-- TASK ITEM --
Without the pictures, set down every line of the data exactly.
══ PROVIDED DATA ══
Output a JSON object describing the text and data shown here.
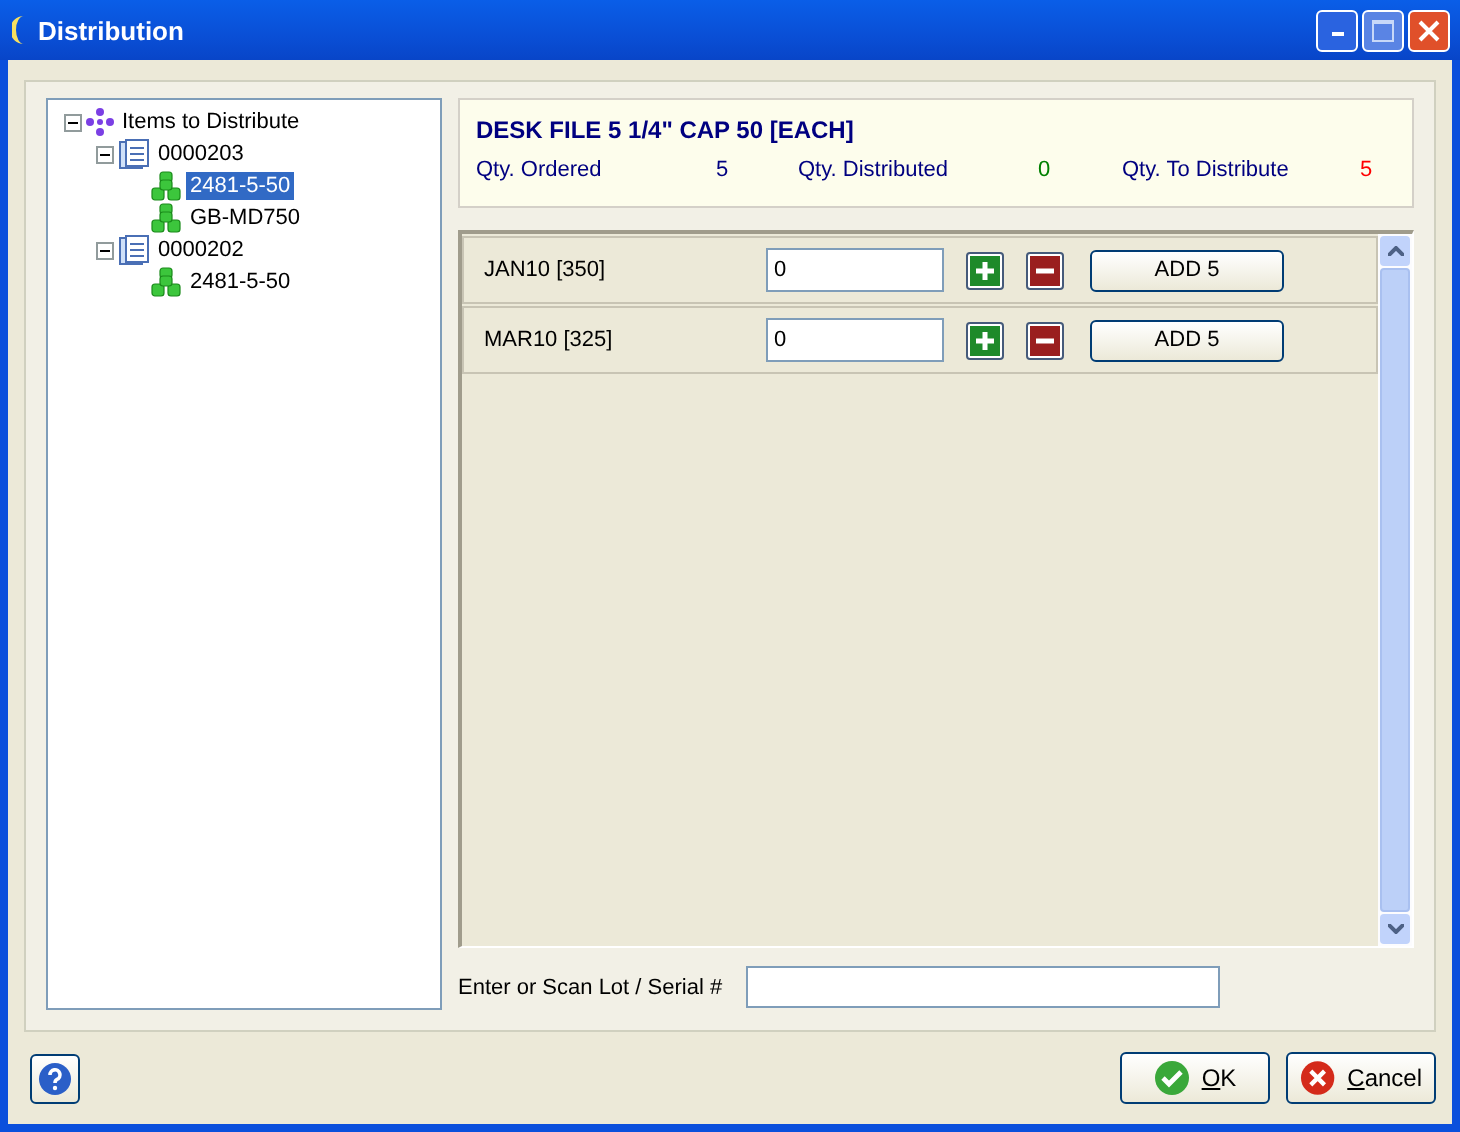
{
  "window": {
    "title": "Distribution"
  },
  "tree": {
    "label": "Items to Distribute",
    "expanded": true,
    "children": [
      {
        "label": "0000203",
        "expanded": true,
        "children": [
          {
            "label": "2481-5-50",
            "selected": true
          },
          {
            "label": "GB-MD750",
            "selected": false
          }
        ]
      },
      {
        "label": "0000202",
        "expanded": true,
        "children": [
          {
            "label": "2481-5-50",
            "selected": false
          }
        ]
      }
    ]
  },
  "item": {
    "title": "DESK FILE 5 1/4\" CAP 50 [EACH]",
    "quantities": [
      {
        "label": "Qty. Ordered",
        "value": "5",
        "color": "#000080"
      },
      {
        "label": "Qty. Distributed",
        "value": "0",
        "color": "#008000"
      },
      {
        "label": "Qty. To Distribute",
        "value": "5",
        "color": "#ff0000"
      }
    ]
  },
  "lots": [
    {
      "name": "JAN10 [350]",
      "value": "0",
      "add_button": "ADD 5"
    },
    {
      "name": "MAR10 [325]",
      "value": "0",
      "add_button": "ADD 5"
    }
  ],
  "lot_entry": {
    "label": "Enter or Scan Lot / Serial #"
  },
  "buttons": [
    {
      "label": "OK",
      "kind": "ok"
    },
    {
      "label": "Cancel",
      "kind": "cancel"
    }
  ]
}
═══
-- SOLUTION TO THIS EXERCISE --
Output a JSON object describing the text and data shown here.
{
  "window": {
    "title": "Distribution"
  },
  "tree": {
    "label": "Items to Distribute",
    "expanded": true,
    "children": [
      {
        "label": "0000203",
        "expanded": true,
        "children": [
          {
            "label": "2481-5-50",
            "selected": true
          },
          {
            "label": "GB-MD750",
            "selected": false
          }
        ]
      },
      {
        "label": "0000202",
        "expanded": true,
        "children": [
          {
            "label": "2481-5-50",
            "selected": false
          }
        ]
      }
    ]
  },
  "item": {
    "title": "DESK FILE 5 1/4\" CAP 50 [EACH]",
    "quantities": [
      {
        "label": "Qty. Ordered",
        "value": "5",
        "color": "#000080"
      },
      {
        "label": "Qty. Distributed",
        "value": "0",
        "color": "#008000"
      },
      {
        "label": "Qty. To Distribute",
        "value": "5",
        "color": "#ff0000"
      }
    ]
  },
  "lots": [
    {
      "name": "JAN10 [350]",
      "value": "0",
      "add_button": "ADD 5"
    },
    {
      "name": "MAR10 [325]",
      "value": "0",
      "add_button": "ADD 5"
    }
  ],
  "lot_entry": {
    "label": "Enter or Scan Lot / Serial #"
  },
  "buttons": [
    {
      "label": "OK",
      "kind": "ok"
    },
    {
      "label": "Cancel",
      "kind": "cancel"
    }
  ]
}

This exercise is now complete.